  11. Sachs, Jeffrey & Tornell, Aaron & Velasco, Andres, 1996. "The Mexican peso crisis: Sudden death or death foretold?," Journal of International Economics, Elsevier, vol. 41(3-4), pages 265-283, November.
  12. Giovanni Dell'Ariccia & Jeromin Zettelmeyer & Isabel Schnabel, 2002. "Moral Hazard and International Crisis Lending: A Test," IMF Working Papers 02/181, International Monetary Fund.
  13. Steven Radelet & Jeffrey Sachs, 1998. "The Onset of the East Asian Financial Crisis," NBER Working Papers 6680, National Bureau of Economic Research, Inc.
  14. Eduardo Borensztein & Paolo Mauro, 2004. "The case for GDP-indexed bonds," Economic Policy, CEPR;CES;MSH, vol. 19(38), pages 165-216, 04.
  15. Morris, S & Song Shin, H, 1996. "Unique Equilibrium in a Model of Self-Fulfilling Currency Attacks," Economics Papers 126, Economics Group, Nuffield College, University of Oxford.
  16. Roberto Chang & Andr├ęs Velasco, 2001. "A Model Of Financial Crises In Emerging Markets," The Quarterly Journal of Economics, MIT Press, vol. 116(2), pages 489-517, May.
  17. Roberto Chang & Andres Velasco, 1998. "Financial Crises in Emerging Markets," NBER Working Papers 6606, National Bureau of Economic Research, Inc.
Full references (including those not matched with items on IDEAS)

This item is not listed on Wikipedia, on a reading list or among the top items on IDEAS.

When requesting a correction, please mention this item's handle: RePEc:pal:imfstp:v:52:y:2005:i:si:p:6. See general information about how to correct material in RePEc.

For technical questions regarding this item, or to correct its authors, title, abstract, bibliographic or download information, contact: (Daniel Foley)

If you have authored this item and are not yet registered with RePEc, we encourage you to do it here. This allows to link your profile to this item. It also allows you to accept potential citations to this item that we are uncertain about.

If references are entirely missing, you can add them using this form.

If the full references list an item that is present in RePEc, but the system did not link to it, you can help with this form.

If you know of missing items citing this one, you can help us creating those links by adding the relevant references in the same way as above, for each refering item.
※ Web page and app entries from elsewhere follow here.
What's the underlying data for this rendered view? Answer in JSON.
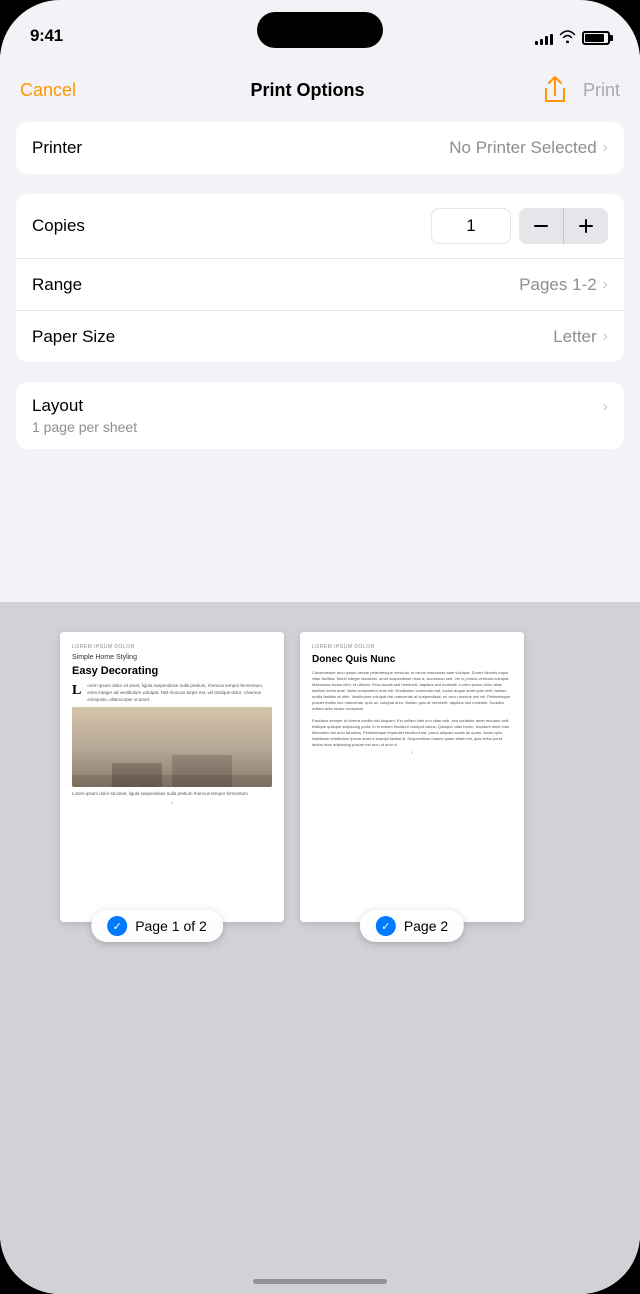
{
  "statusBar": {
    "time": "9:41",
    "signalBars": [
      4,
      6,
      9,
      11,
      14
    ],
    "batteryLevel": 85
  },
  "navBar": {
    "cancelLabel": "Cancel",
    "title": "Print Options",
    "printLabel": "Print"
  },
  "printer": {
    "label": "Printer",
    "value": "No Printer Selected"
  },
  "options": {
    "copies": {
      "label": "Copies",
      "value": "1"
    },
    "range": {
      "label": "Range",
      "value": "Pages 1-2"
    },
    "paperSize": {
      "label": "Paper Size",
      "value": "Letter"
    }
  },
  "layout": {
    "label": "Layout",
    "sublabel": "1 page per sheet"
  },
  "preview": {
    "page1": {
      "category": "Lorem Ipsum Dolor",
      "subtitle": "Simple Home Styling",
      "title": "Easy Decorating",
      "bodyText": "Lorem ipsum dolor sit amet, ligula suspendisse nulla pretium, rhoncus tempor fermentum, enim integer ad vestibulum volutpat. Nisl rhoncus turpis est, vel tristique dolor. Vitae enim. Vivamus enimjusto, ullamcorper ut amet.",
      "caption": "Lorem ipsum dolor sit amet, ligula suspendisse nulla pretium rhoncus tempor fermentum.",
      "pageNum": "1",
      "label": "Page 1 of 2"
    },
    "page2": {
      "category": "Lorem Ipsum Dolor",
      "title": "Donec Quis Nunc",
      "bodyText": "Consectetuer arcu ipsum ornare pellentesque vehicula, in varius maecenas ante volutpat. Donec lobortis turpis, montes nascetur lorem.",
      "pageNum": "2",
      "label": "Page 2"
    }
  }
}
If you are a registered author of this item, you may also want to check the "citations" tab in your profile, as there may be some citations waiting for confirmation.

Please note that corrections may take a couple of weeks to filter through the various RePEc services.

This information is provided to you by IDEAS at the Research Division of the Federal Reserve Bank of St. Louis using RePEc data.